Facebook shares in pre-market trading Friday extended mild losses incurred during Thursday's trading as they were pressured by a stream of jabs at Facebook's Libra digital currency from President Trump, who is fond of its key competitor in Twitter (TWTR) .
....Similarly, Facebook Libra's "virtual currency" will have little standing or dependability. If Facebook and other companies want to become a bank, they must seek a new Banking Charter and become subject to all Banking Regulations, just like other Banks, both National...— Donald J. Trump (@realDonaldTrump) July 12, 2019
...and International. We have only one real currency in the USA, and it is stronger than ever, both dependable and reliable. It is by far the most dominant currency anywhere in the World, and it will always stay that way. It is called the United States Dollar!— Donald J. Trump (@realDonaldTrump) July 12, 2019

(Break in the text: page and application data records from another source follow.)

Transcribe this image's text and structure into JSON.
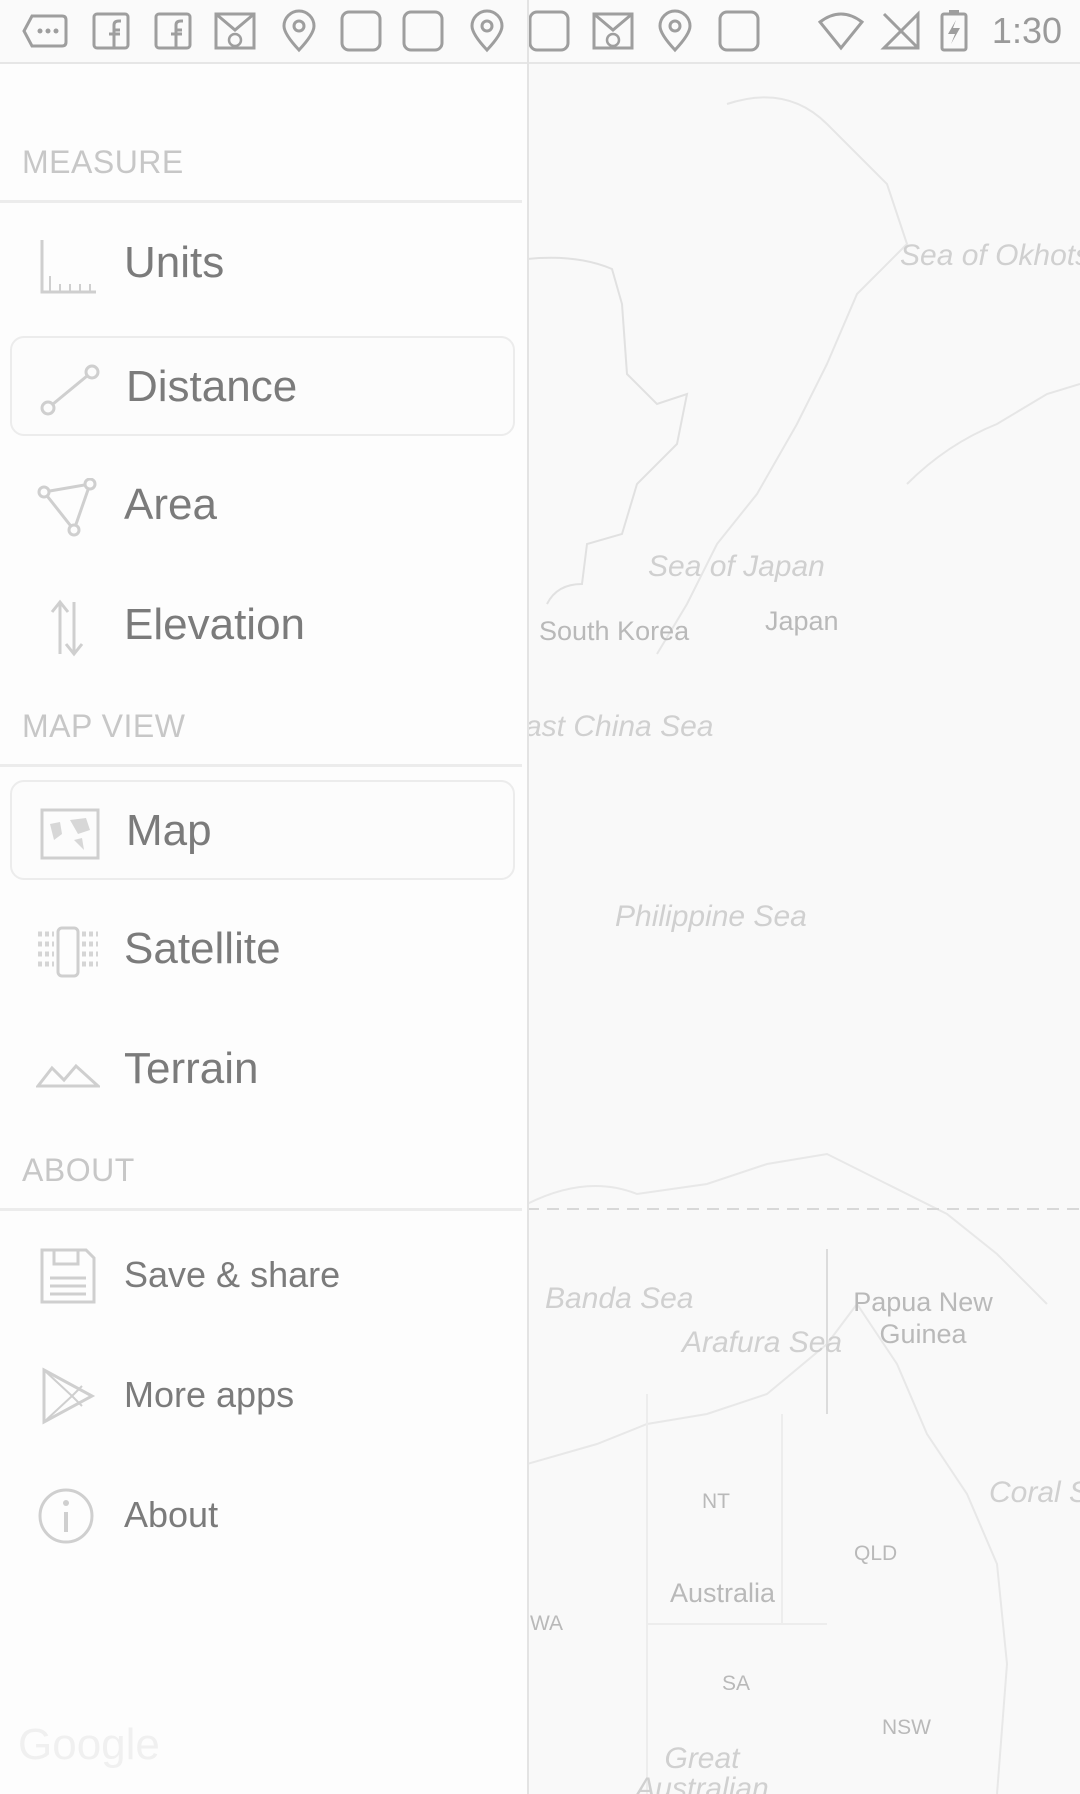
{
  "status_bar": {
    "time": "1:30",
    "icons": [
      "more-icon",
      "facebook-icon",
      "facebook-icon",
      "cat-mail-icon",
      "location-pin-icon",
      "blank-square-icon",
      "blank-square-icon",
      "location-pin-icon",
      "blank-square-icon",
      "cat-mail-icon",
      "location-pin-icon",
      "blank-square-icon",
      "wifi-icon",
      "no-sim-icon",
      "battery-charging-icon"
    ]
  },
  "drawer": {
    "sections": [
      {
        "header": "MEASURE",
        "items": [
          {
            "label": "Units",
            "icon": "ruler-icon",
            "selected": false
          },
          {
            "label": "Distance",
            "icon": "distance-line-icon",
            "selected": true
          },
          {
            "label": "Area",
            "icon": "area-polygon-icon",
            "selected": false
          },
          {
            "label": "Elevation",
            "icon": "elevation-arrows-icon",
            "selected": false
          }
        ]
      },
      {
        "header": "MAP VIEW",
        "items": [
          {
            "label": "Map",
            "icon": "world-map-icon",
            "selected": true
          },
          {
            "label": "Satellite",
            "icon": "satellite-icon",
            "selected": false
          },
          {
            "label": "Terrain",
            "icon": "terrain-icon",
            "selected": false
          }
        ]
      },
      {
        "header": "ABOUT",
        "items": [
          {
            "label": "Save & share",
            "icon": "floppy-save-icon",
            "selected": false
          },
          {
            "label": "More apps",
            "icon": "play-store-icon",
            "selected": false
          },
          {
            "label": "About",
            "icon": "info-icon",
            "selected": false
          }
        ]
      }
    ]
  },
  "map": {
    "labels": [
      {
        "text": "Sea of Okhotsk",
        "kind": "sea"
      },
      {
        "text": "Sea of Japan",
        "kind": "sea"
      },
      {
        "text": "South Korea",
        "kind": "country"
      },
      {
        "text": "Japan",
        "kind": "country"
      },
      {
        "text": "ast China Sea",
        "kind": "sea"
      },
      {
        "text": "Philippine Sea",
        "kind": "sea"
      },
      {
        "text": "Banda Sea",
        "kind": "sea"
      },
      {
        "text": "Arafura Sea",
        "kind": "sea"
      },
      {
        "text": "Papua New Guinea",
        "kind": "country"
      },
      {
        "text": "Coral S",
        "kind": "sea"
      },
      {
        "text": "NT",
        "kind": "region"
      },
      {
        "text": "QLD",
        "kind": "region"
      },
      {
        "text": "Australia",
        "kind": "country"
      },
      {
        "text": "WA",
        "kind": "region"
      },
      {
        "text": "SA",
        "kind": "region"
      },
      {
        "text": "NSW",
        "kind": "region"
      },
      {
        "text": "Great Australian",
        "kind": "sea"
      }
    ],
    "watermark": "Google"
  }
}
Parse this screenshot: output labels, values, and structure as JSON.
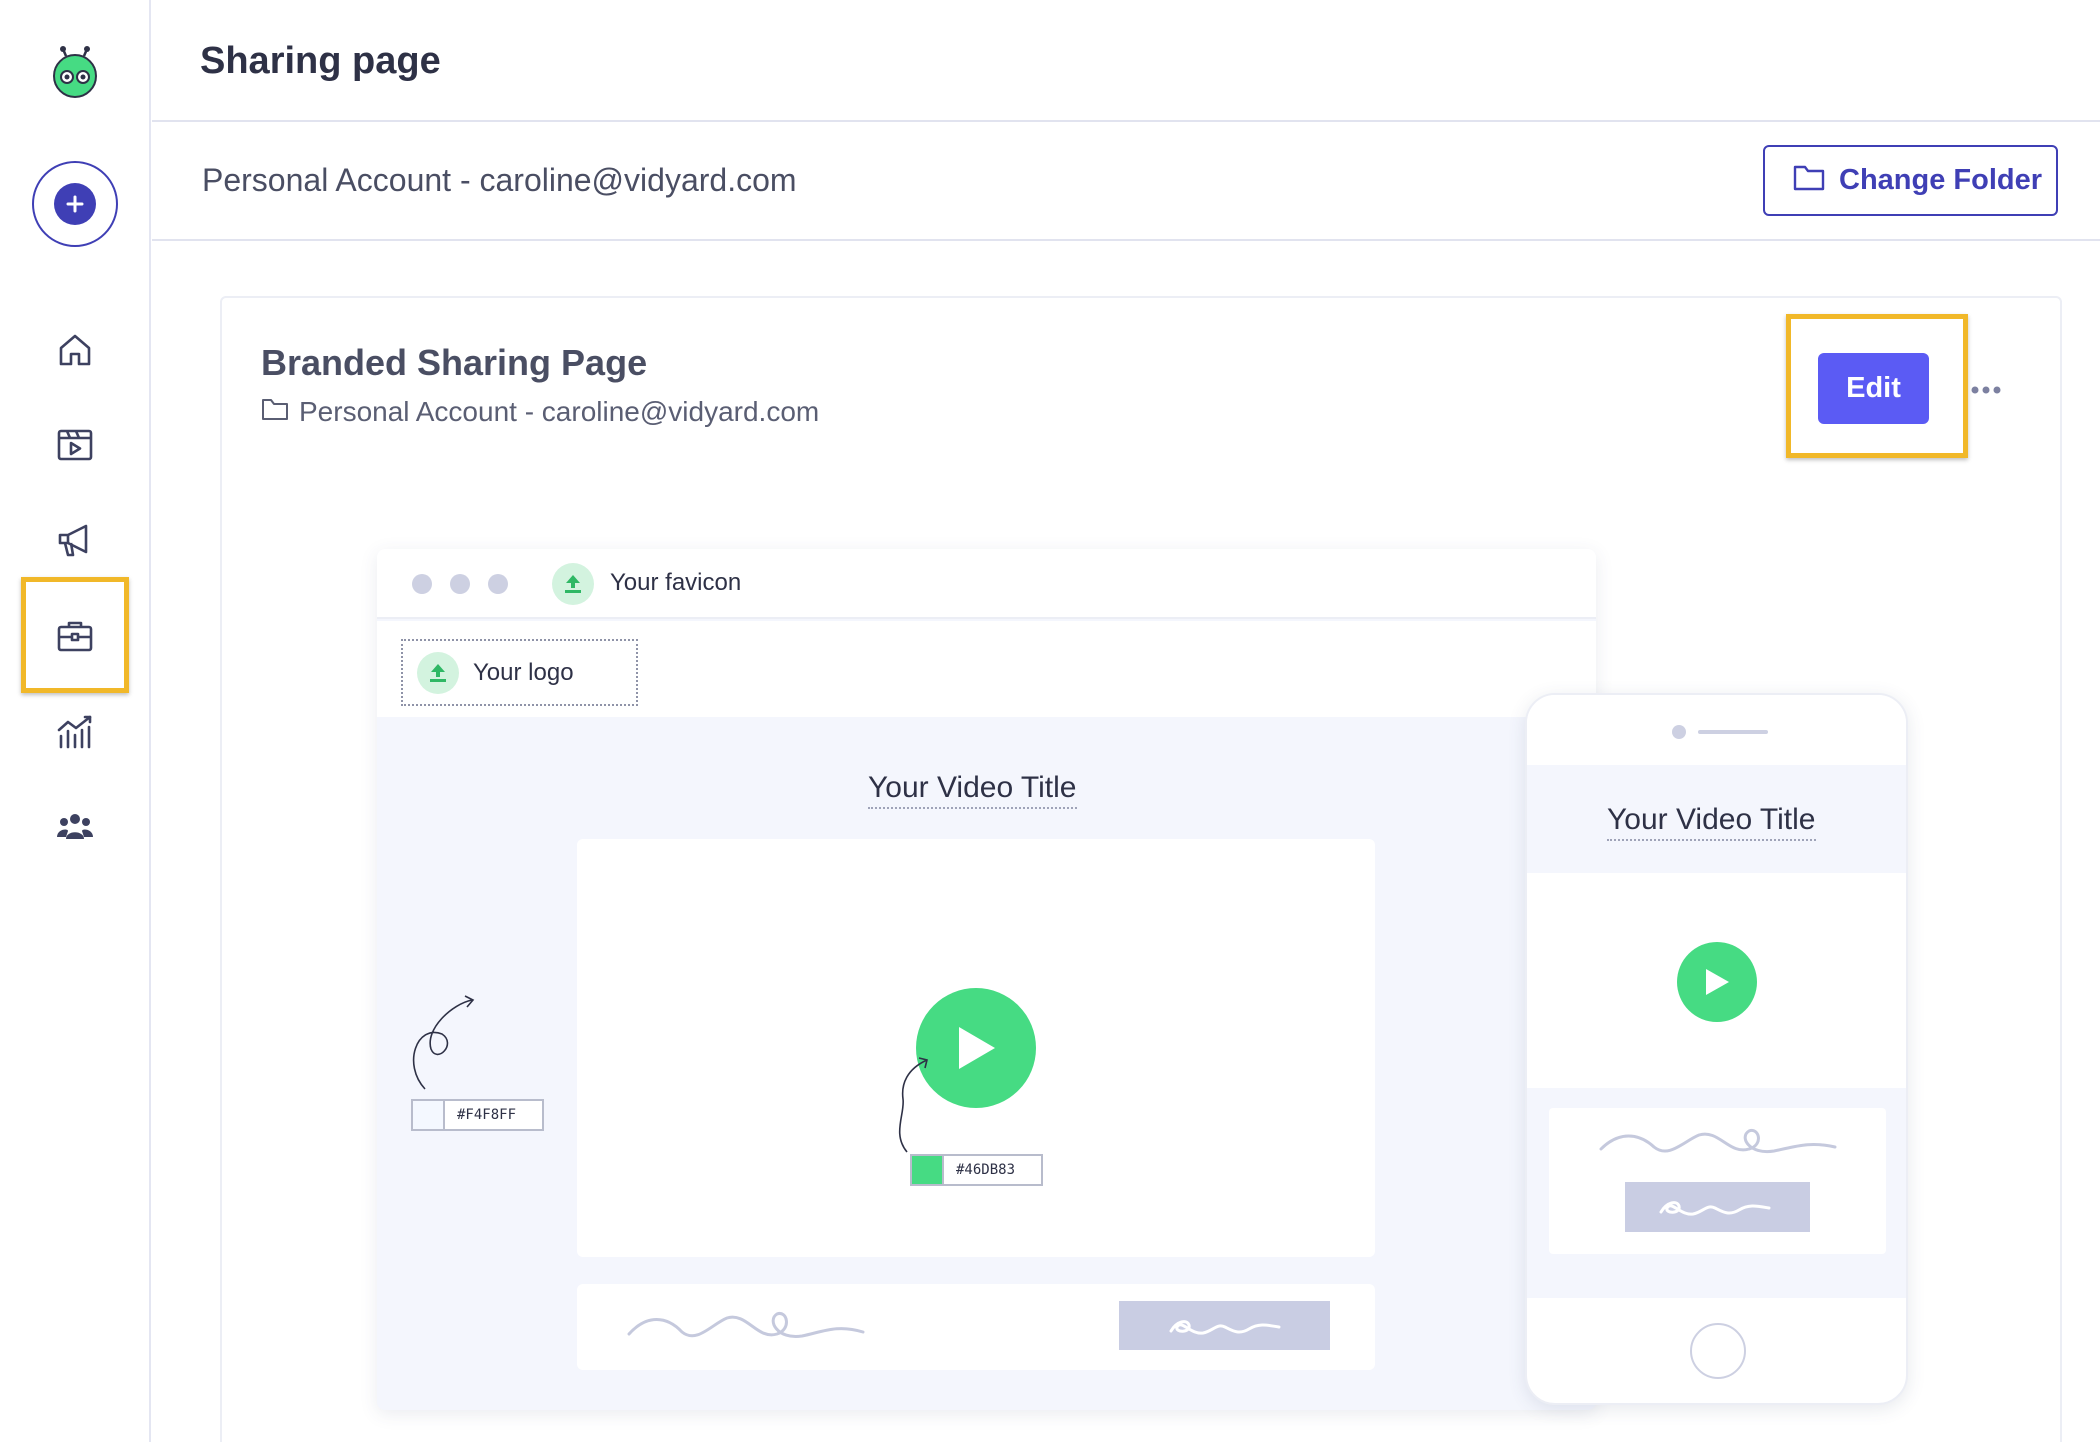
{
  "header": {
    "title": "Sharing page"
  },
  "account_bar": {
    "account": "Personal Account - caroline@vidyard.com",
    "change_folder_label": "Change Folder"
  },
  "card": {
    "title": "Branded Sharing Page",
    "folder": "Personal Account - caroline@vidyard.com",
    "edit_label": "Edit"
  },
  "preview": {
    "favicon_label": "Your favicon",
    "logo_label": "Your logo",
    "video_title": "Your Video Title",
    "background_hex": "#F4F8FF",
    "accent_hex": "#46DB83",
    "mobile_video_title": "Your Video Title"
  },
  "sidebar": {
    "items": [
      "home-icon",
      "videos-icon",
      "campaigns-icon",
      "sharing-pages-icon",
      "analytics-icon",
      "team-icon"
    ],
    "active": "sharing-pages-icon"
  },
  "colors": {
    "primary": "#3f3fb5",
    "button": "#5b5bf4",
    "accent_green": "#46db83",
    "highlight": "#f1b829"
  }
}
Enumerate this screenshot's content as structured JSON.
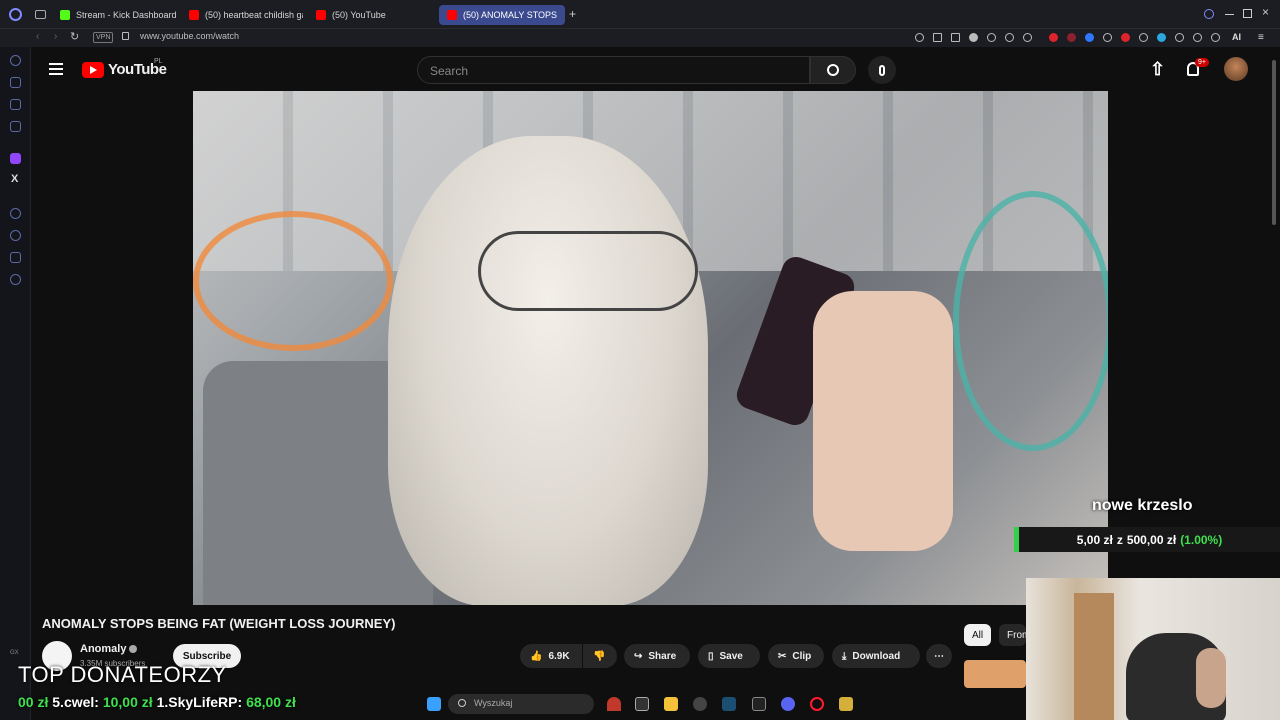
{
  "browser": {
    "tabs": [
      {
        "label": "Stream - Kick Dashboard",
        "color": "#53fc18"
      },
      {
        "label": "(50) heartbeat childish ga",
        "color": "#ff0000"
      },
      {
        "label": "(50) YouTube",
        "color": "#ff0000"
      },
      {
        "label": "(50) ANOMALY STOPS",
        "color": "#ff0000"
      }
    ],
    "vpn": "VPN",
    "url": "www.youtube.com/watch",
    "ai_label": "AI"
  },
  "youtube": {
    "logo": "YouTube",
    "country": "PL",
    "search_placeholder": "Search",
    "notif_count": "9+",
    "video_title": "ANOMALY STOPS BEING FAT (WEIGHT LOSS JOURNEY)",
    "channel_name": "Anomaly",
    "subscribers": "3.35M subscribers",
    "subscribe_label": "Subscribe",
    "likes": "6.9K",
    "share_label": "Share",
    "save_label": "Save",
    "clip_label": "Clip",
    "download_label": "Download",
    "chip_all": "All",
    "chip_from": "From"
  },
  "overlay": {
    "goal_name": "nowe krzeslo",
    "goal_current": "5,00 zł",
    "goal_sep": "z",
    "goal_target": "500,00 zł",
    "goal_percent": "(1.00%)",
    "top_donors_title": "TOP DONATEORZY",
    "ticker": [
      {
        "rank": "",
        "name": "",
        "amount": "00 zł"
      },
      {
        "rank": "5.",
        "name": "cwel:",
        "amount": "10,00 zł"
      },
      {
        "rank": "1.",
        "name": "SkyLifeRP:",
        "amount": "68,00 zł"
      }
    ]
  },
  "taskbar": {
    "search_placeholder": "Wyszukaj"
  },
  "sidebar_left_label": "GX"
}
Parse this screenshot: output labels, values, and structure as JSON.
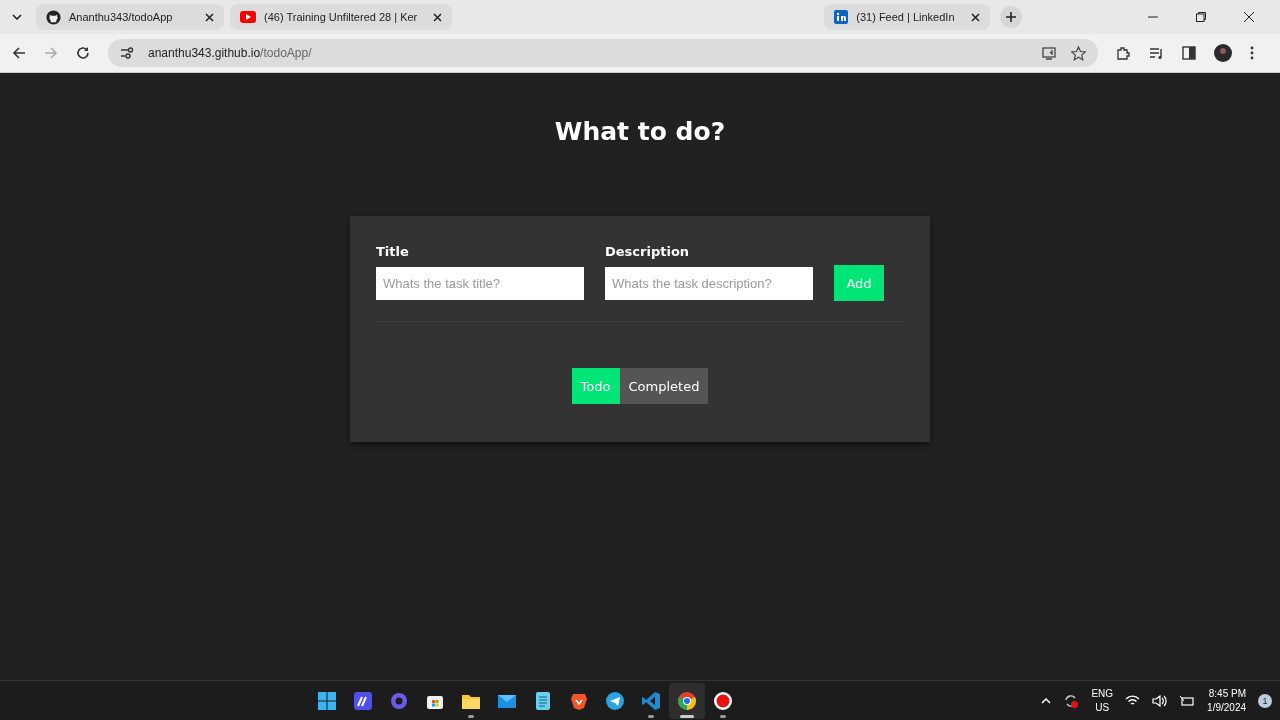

The president's antithetical outlook toward digital currencies echoes concerns from Federal Reserve Chairman Jerome Powell, who on Thursday told lawmakers on Capitol Hill that the Libra launch is expected to be a major topic of discussion for G7 finance ministers and central bankers when they meet next month in France.
Also, in a rare point of agreement, Senate Finance Committee Chairwoman Maxine Waters has been vocal in her opposition to Libra in unison with Trump.
"We write to request that Facebook and its partners immediately agree to a moratorium on any movement forward on Libra, its proposed cryptocurrency, and Calibra, its proposed digital wallet," Waters wrote in a letter to CEO Mark Zuckerberg, COO Sheryl Sandberg, and Calibra chief David Marcus. "It appears that these products may lend themselves to an entirely new global financial system that is based out of Switzerland and intended to rival U.S. monetary policy and the dollar. This raises serious privacy, trading, national security, and monetary policy concerns for not only Facebook's over 2 billion users, but also for investors, consumers, and the broader global economy."
Marcus, who was recruited to Facebook to spearhead its digital currency efforts after years among the top ranks at PayPal Holdings Inc. (PYPL) , responded to the concerns by noting that Facebook is not in total control of the system and that the system can actually prevent nefarious activity by tracking and securing payments.
Marcus added that Facebook, which is a holding of Jim Cramer's Action Alerts PLUS charitable trust, is open to working with lawmakers, regulators, and Fed officials that have voiced concerns about moving forward with Libra.
"We believe in and are committed to a collaborative process with regulators, central banks, and lawmakers to ensure that Libra helps with the kinds of issues that the existing financial system has been fighting, notably around money laundering, terrorism financing, and more," Marcus wrote in a Facebook post. "We will - and more importantly, the Libra Association will - continue to engage proactively and openly with all relevant stakeholders on these key issues."
However, the problem for the payment platform moves beyond U.S. borders, as European regulators have been no less reticent to outline plans to reel in the program.
"My determination to make sure that Facebook's ... Libra project does not become a sovereign currency that could compete with the currency of states is ... absolute," French finance minster Bruno Le Maire said in the French Senate according to a CNBC translation. "I will never accept that corporations could become private states."
Le Maire's concerns voiced Thursday are his second salvo against the initiative, with his initial comments sounding the alarm on Facebook's ability to impact sovereign currencies coming shortly after the release of the company's white paper on Libra.
Members of the European Parliament have echoed the concern from finance officials, mirroring the action of their U.S. counterparts.
Even for those leaving the auspices of the European Union, there is not such a warm welcome.
Bank of England Governor Mark Carney, who also chairs the international Financial Stability Board, told reporters Thursday that Facebook would need to demonstrate that Libra is "rock solid" before it could launch in the United Kingdom.
"If you are a systemic payment system, you have to be on all the time. You can't have teething issues, you can't have people losing money out of their wallets," Carney said during a press event in London. "This is not learning on the job stuff, it's got to be rock solid right from the start or it's not going to start."
Interestingly, bitcoin BTC, which is more of a true cryptocurrency, has not seen its trend marred much by the scrutiny in its space, possibly suggesting the delineation between Facebook's idea of a "stablecoin" and the pure play that bitcoin represents.
For a full explainer of the Libra program and how it works, click here.